Welcome to Venice! The city was, has been and continues to be a thriving, multicultural hub. It is uniquely placed centrally within Europe, on the water, to be open to all comers and both in Shakespeare’s time and today, Venice is a centre of activity for those from all nations. Walking through St Mark’s Square today, one loses count of the number of languages heard, and this has not changed over the generations.
For The Merchant in Venice we wanted to harness this sense of the teeming, bustling, polyglot city for the world inhabited by our characters. While Shakespeare’s English dominates, you will hear Italian, Spanish, French and many other languages on the tongues of our actors. Perhaps it will remind you of your time in Venice outside the theatre, where multiple languages clash and clatter together.
And our Shylocks in particular use Yiddish, Judeo-Venetian, Ladino and other forms of Jewish languages. Not all of these would have been in parlance at the same time, or necessarily in the ghetto of Venice, but they all form part of Jewish history. With our five Shylocks, Karin Coonrod’s production highlights the multiplicity of Jewish experience; it is sufferance (“the badge of all our tribe”) that unites them—suffering, and the endurance of that suffering. Hearing these linguistic forms in the mouths of these talented actors helps bring to life a legacy of Jewish life of which Shylock forms only one part.
But if setting Shakespeare’s Merchant in Venice’s actual ghetto does anything, it is that it carries Shylock through history and revisits the ghettoization of the Jews through time, an explication of Jewish suffering.
Our Shylocks speak the languages of many ghettos. Travel through time with them.

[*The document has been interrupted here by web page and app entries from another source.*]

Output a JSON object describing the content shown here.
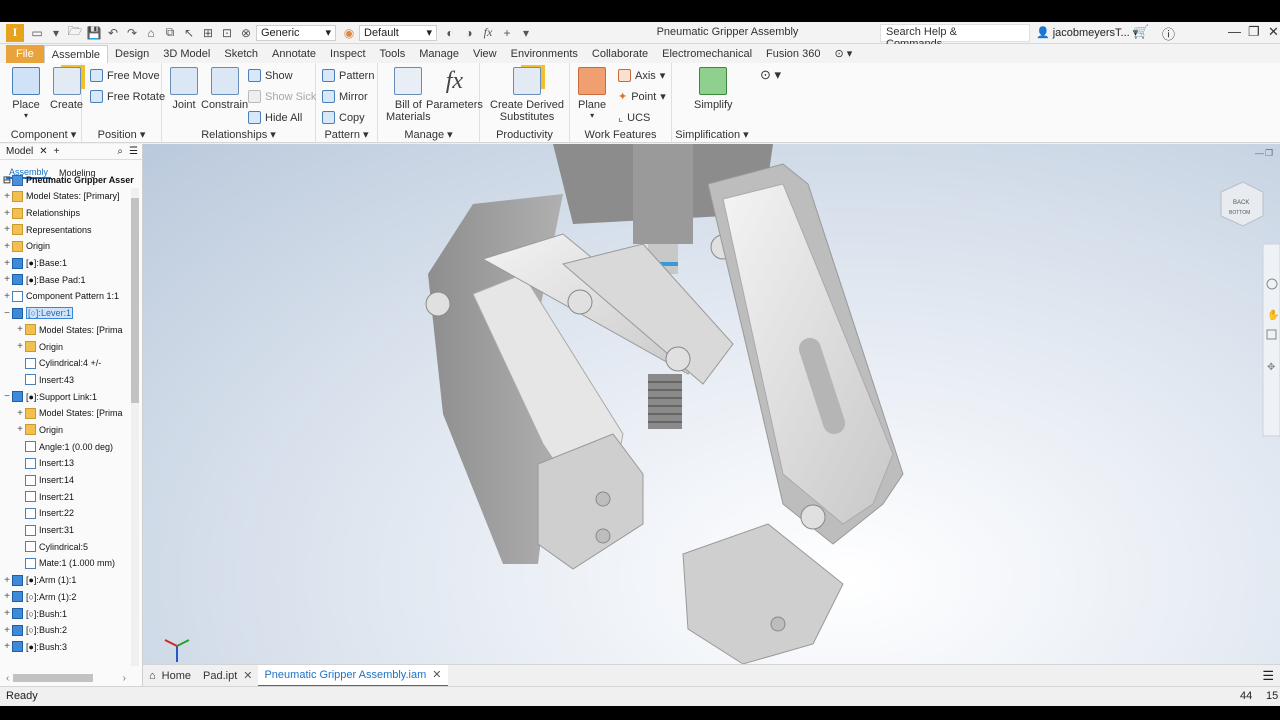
{
  "window_title": "Pneumatic Gripper Assembly",
  "app_logo": "I",
  "qat": {
    "material": "Generic",
    "appearance": "Default"
  },
  "search": {
    "placeholder": "Search Help & Commands..."
  },
  "user": {
    "name": "jacobmeyersT..."
  },
  "tabs": [
    "Assemble",
    "Design",
    "3D Model",
    "Sketch",
    "Annotate",
    "Inspect",
    "Tools",
    "Manage",
    "View",
    "Environments",
    "Collaborate",
    "Electromechanical",
    "Fusion 360"
  ],
  "file_tab": "File",
  "ribbon": {
    "component": {
      "title": "Component",
      "place": "Place",
      "create": "Create"
    },
    "position": {
      "title": "Position",
      "free_move": "Free Move",
      "free_rotate": "Free Rotate"
    },
    "relationships": {
      "title": "Relationships",
      "joint": "Joint",
      "constrain": "Constrain",
      "show": "Show",
      "show_sick": "Show Sick",
      "hide_all": "Hide All"
    },
    "pattern": {
      "title": "Pattern",
      "pattern": "Pattern",
      "mirror": "Mirror",
      "copy": "Copy"
    },
    "manage": {
      "title": "Manage",
      "bom_1": "Bill of",
      "bom_2": "Materials",
      "parameters": "Parameters",
      "fx": "fx"
    },
    "productivity": {
      "title": "Productivity",
      "cds_1": "Create Derived",
      "cds_2": "Substitutes"
    },
    "work_features": {
      "title": "Work Features",
      "plane": "Plane",
      "axis": "Axis",
      "point": "Point",
      "ucs": "UCS"
    },
    "simplification": {
      "title": "Simplification",
      "simplify": "Simplify"
    }
  },
  "browser": {
    "header": "Model",
    "tab_assembly": "Assembly",
    "tab_modeling": "Modeling",
    "root": "Pneumatic Gripper Asser",
    "nodes": [
      "Model States: [Primary]",
      "Relationships",
      "Representations",
      "Origin",
      "[●]:Base:1",
      "[●]:Base Pad:1",
      "Component Pattern 1:1",
      "[○]:Lever:1",
      "Model States: [Prima",
      "Origin",
      "Cylindrical:4 +/-",
      "Insert:43",
      "[●]:Support Link:1",
      "Model States: [Prima",
      "Origin",
      "Angle:1 (0.00 deg)",
      "Insert:13",
      "Insert:14",
      "Insert:21",
      "Insert:22",
      "Insert:31",
      "Cylindrical:5",
      "Mate:1 (1.000 mm)",
      "[●]:Arm (1):1",
      "[○]:Arm (1):2",
      "[○]:Bush:1",
      "[○]:Bush:2",
      "[●]:Bush:3"
    ]
  },
  "viewcube": {
    "face_1": "BACK",
    "face_2": "BOTTOM"
  },
  "doc_tabs": {
    "home": "Home",
    "pad": "Pad.ipt",
    "active": "Pneumatic Gripper Assembly.iam"
  },
  "status": {
    "text": "Ready",
    "num1": "44",
    "num2": "15"
  }
}
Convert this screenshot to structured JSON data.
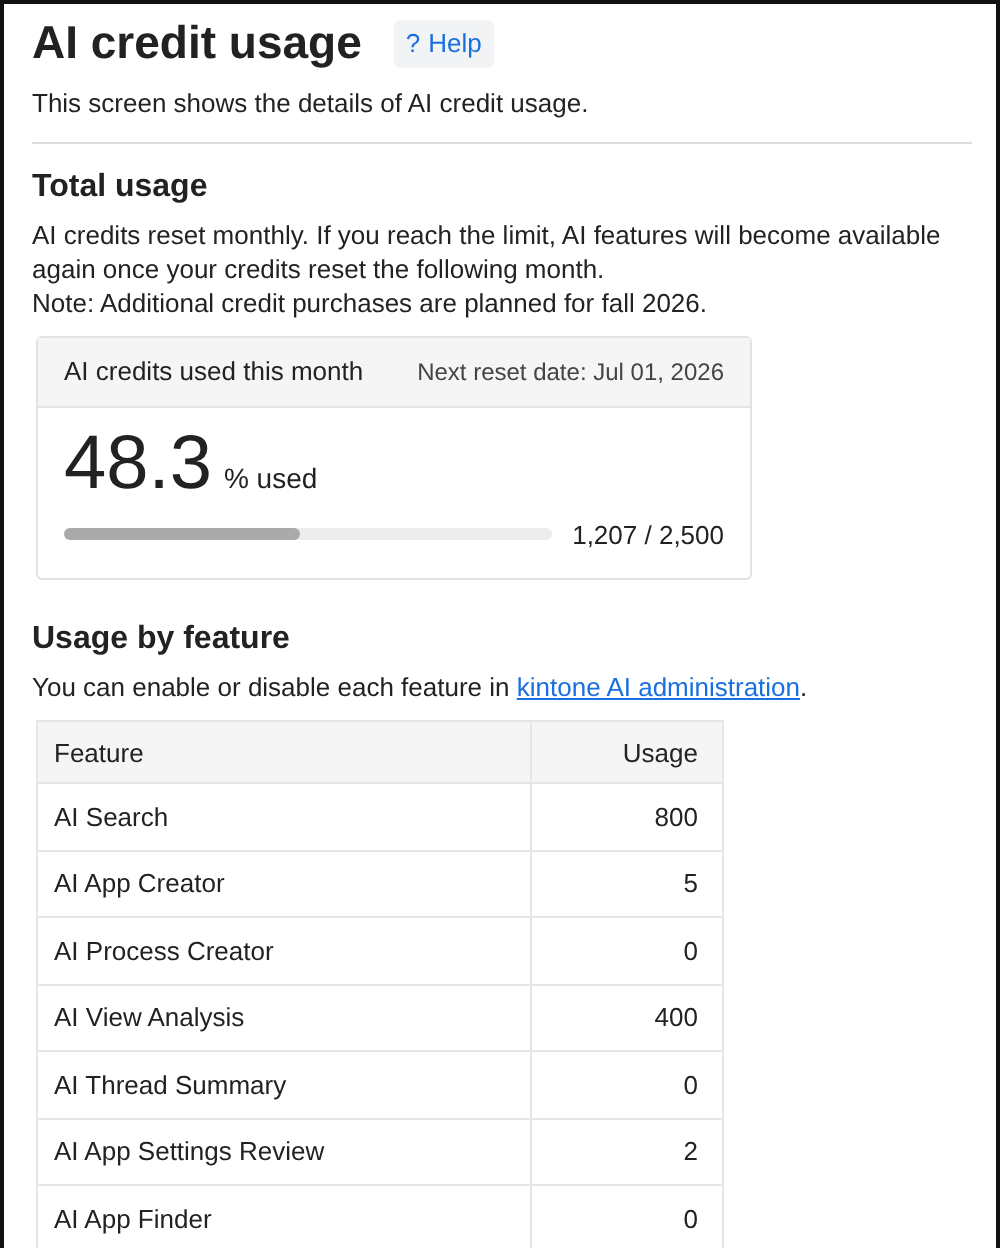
{
  "title": "AI credit usage",
  "help": {
    "icon": "?",
    "label": "Help"
  },
  "description": "This screen shows the details of AI credit usage.",
  "total_usage": {
    "heading": "Total usage",
    "paragraphs": [
      "AI credits reset monthly. If you reach the limit, AI features will become available again once your credits reset the following month.",
      "Note: Additional credit purchases are planned for fall 2026."
    ],
    "card": {
      "title": "AI credits used this month",
      "reset_date": "Next reset date: Jul 01, 2026",
      "percent": "48.3",
      "percent_unit": "% used",
      "level": 0.483,
      "reading": "1,207 / 2,500"
    }
  },
  "usage_by_feature": {
    "heading": "Usage by feature",
    "note_before": "You can enable or disable each feature in ",
    "note_link": "kintone AI administration",
    "note_after": ".",
    "table": {
      "columns": [
        "Feature",
        "Usage"
      ],
      "rows": [
        [
          "AI Search",
          "800"
        ],
        [
          "AI App Creator",
          "5"
        ],
        [
          "AI Process Creator",
          "0"
        ],
        [
          "AI View Analysis",
          "400"
        ],
        [
          "AI Thread Summary",
          "0"
        ],
        [
          "AI App Settings Review",
          "2"
        ],
        [
          "AI App Finder",
          "0"
        ]
      ]
    }
  }
}
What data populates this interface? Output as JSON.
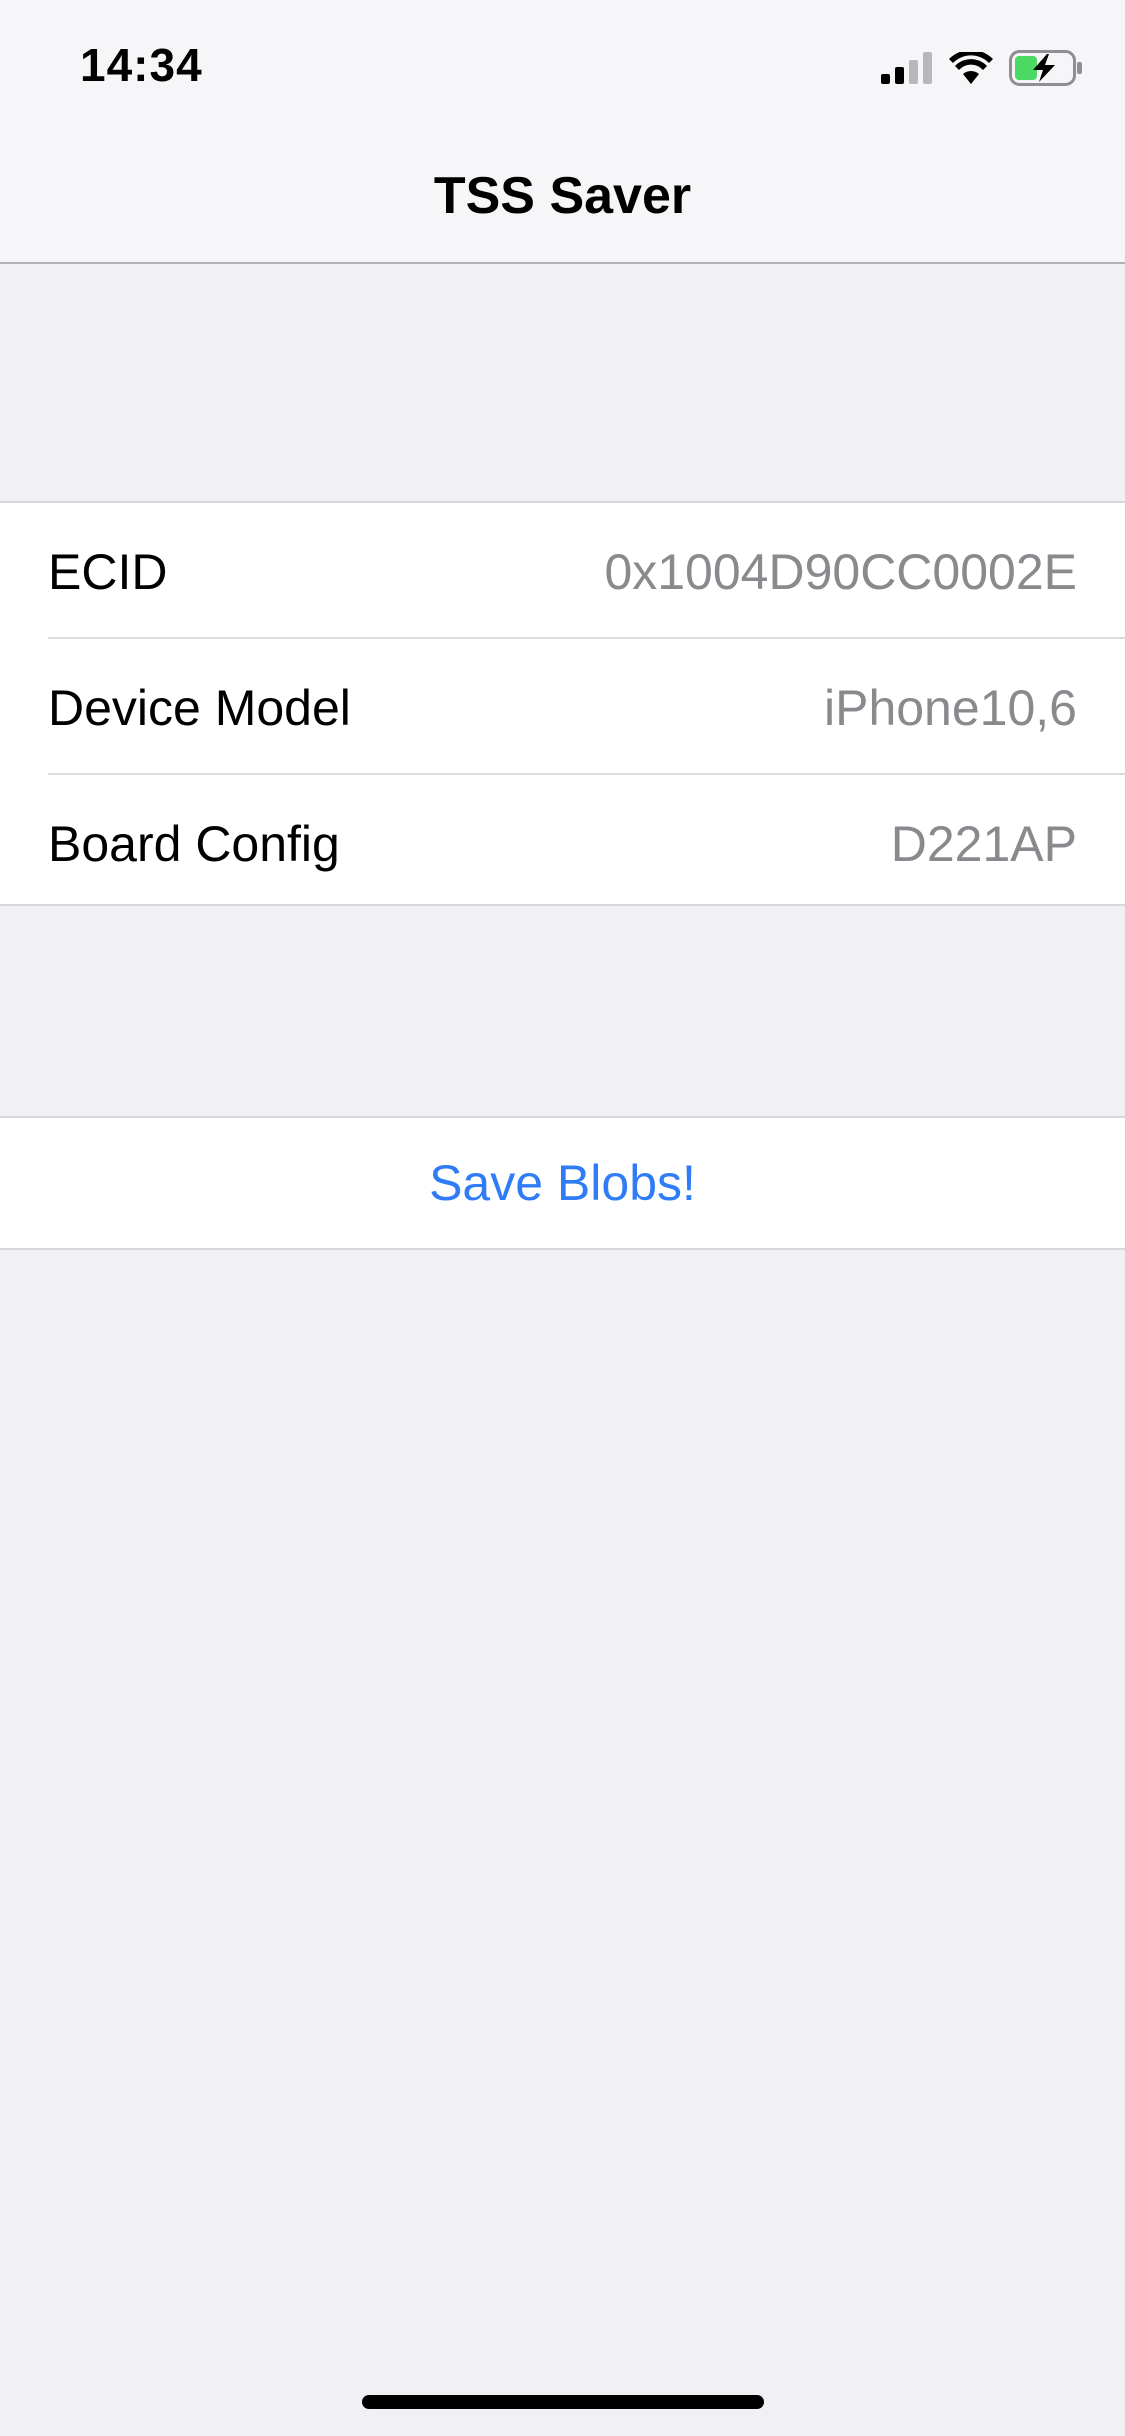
{
  "status_bar": {
    "time": "14:34",
    "icons": [
      "cellular-signal-icon",
      "wifi-icon",
      "battery-charging-icon"
    ],
    "battery_color": "#4cd964"
  },
  "nav": {
    "title": "TSS Saver"
  },
  "info_rows": [
    {
      "label": "ECID",
      "value": "0x1004D90CC0002E"
    },
    {
      "label": "Device Model",
      "value": "iPhone10,6"
    },
    {
      "label": "Board Config",
      "value": "D221AP"
    }
  ],
  "action": {
    "label": "Save Blobs!",
    "color": "#2f7cf6"
  }
}
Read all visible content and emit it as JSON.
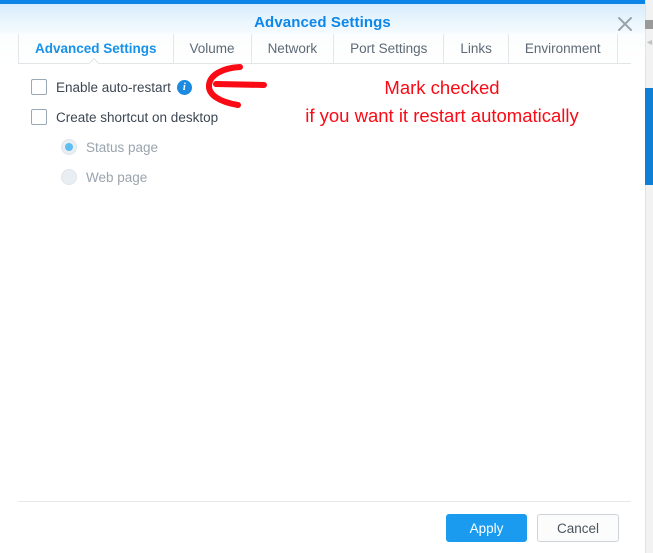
{
  "window": {
    "title": "Advanced Settings",
    "close_label": "×",
    "accent_color": "#0b85e8",
    "title_color": "#0d87e9"
  },
  "tabs": [
    {
      "label": "Advanced Settings",
      "active": true
    },
    {
      "label": "Volume",
      "active": false
    },
    {
      "label": "Network",
      "active": false
    },
    {
      "label": "Port Settings",
      "active": false
    },
    {
      "label": "Links",
      "active": false
    },
    {
      "label": "Environment",
      "active": false
    }
  ],
  "form": {
    "enable_auto_restart": {
      "label": "Enable auto-restart",
      "checked": false,
      "info_glyph": "i"
    },
    "create_shortcut": {
      "label": "Create shortcut on desktop",
      "checked": false
    },
    "shortcut_target": {
      "options": [
        {
          "label": "Status page",
          "selected": true
        },
        {
          "label": "Web page",
          "selected": false
        }
      ]
    }
  },
  "annotation": {
    "line1": "Mark checked",
    "line2": "if you want it restart automatically",
    "color": "#fa0a14",
    "arrow": "left-arrow"
  },
  "footer": {
    "apply_label": "Apply",
    "cancel_label": "Cancel",
    "apply_color": "#1b9bf0"
  },
  "scrollbar": {
    "thumb_color": "#0d7fd4",
    "arrow_glyph": "◄"
  }
}
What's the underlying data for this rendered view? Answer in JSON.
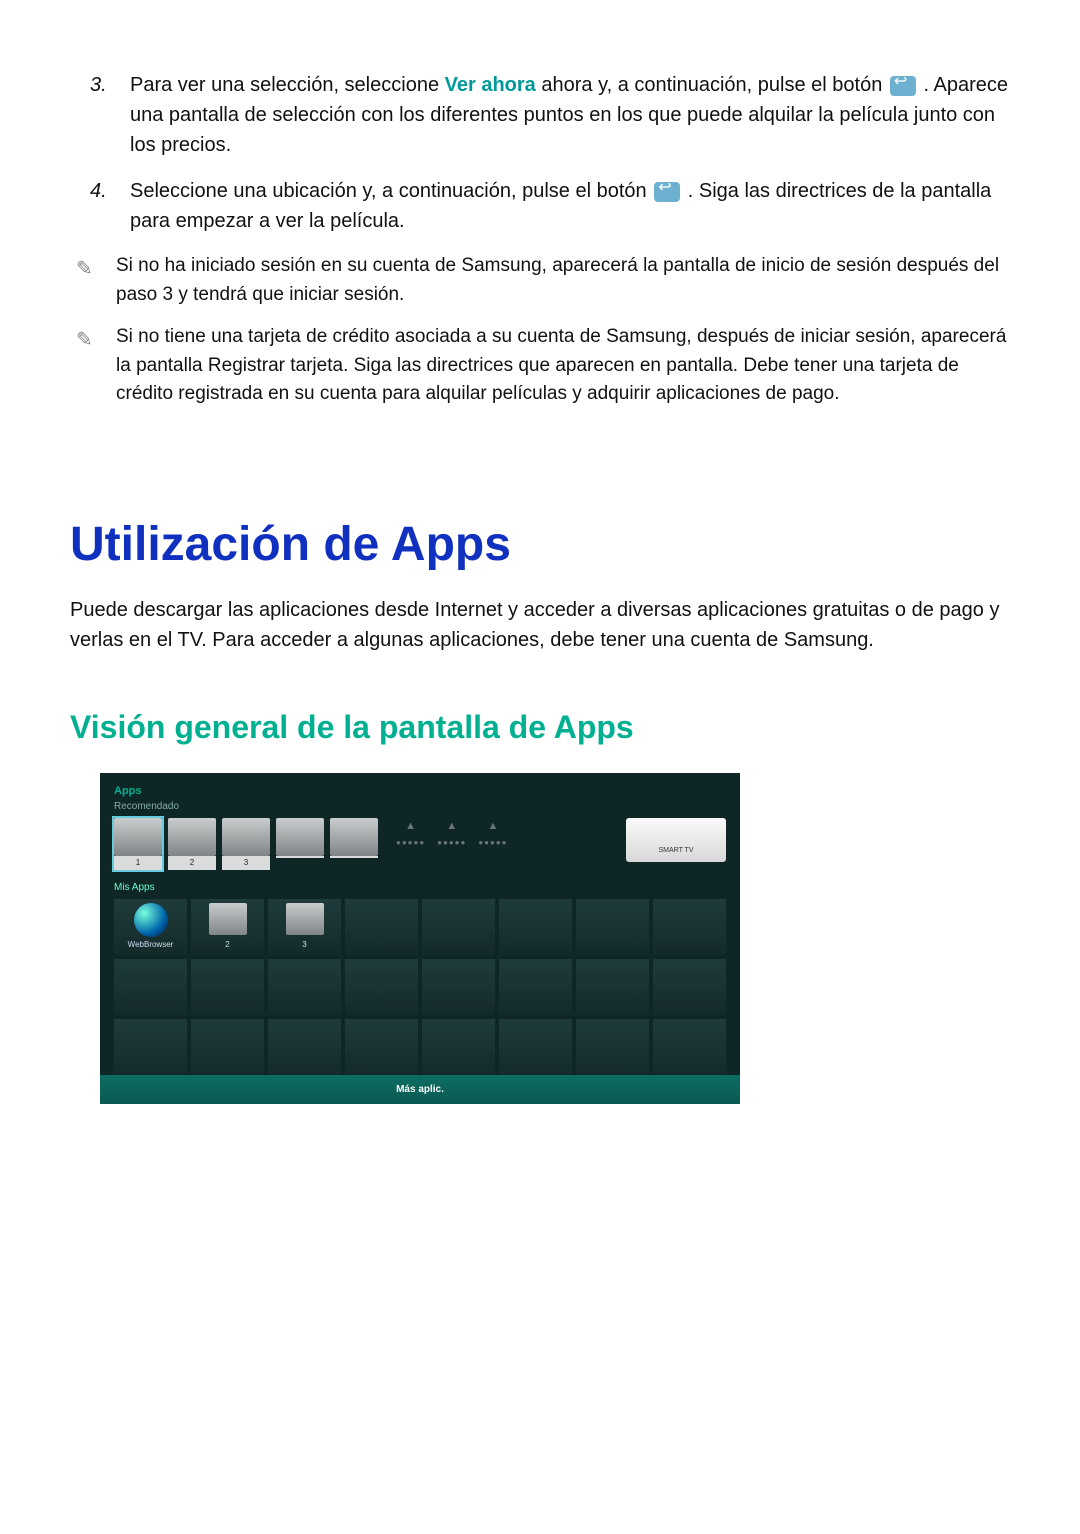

*Davina Moss is an assistant dramaturg. This article was published in the booklet by Ca’ Foscari University of Venice, Compagnia de’ Colombari and Committee for the 500 years of the Ghetto on the occasion of the new production of “The Merchant of Venice” performed for the first time in the Ghetto. The picture is by Andrea Messana.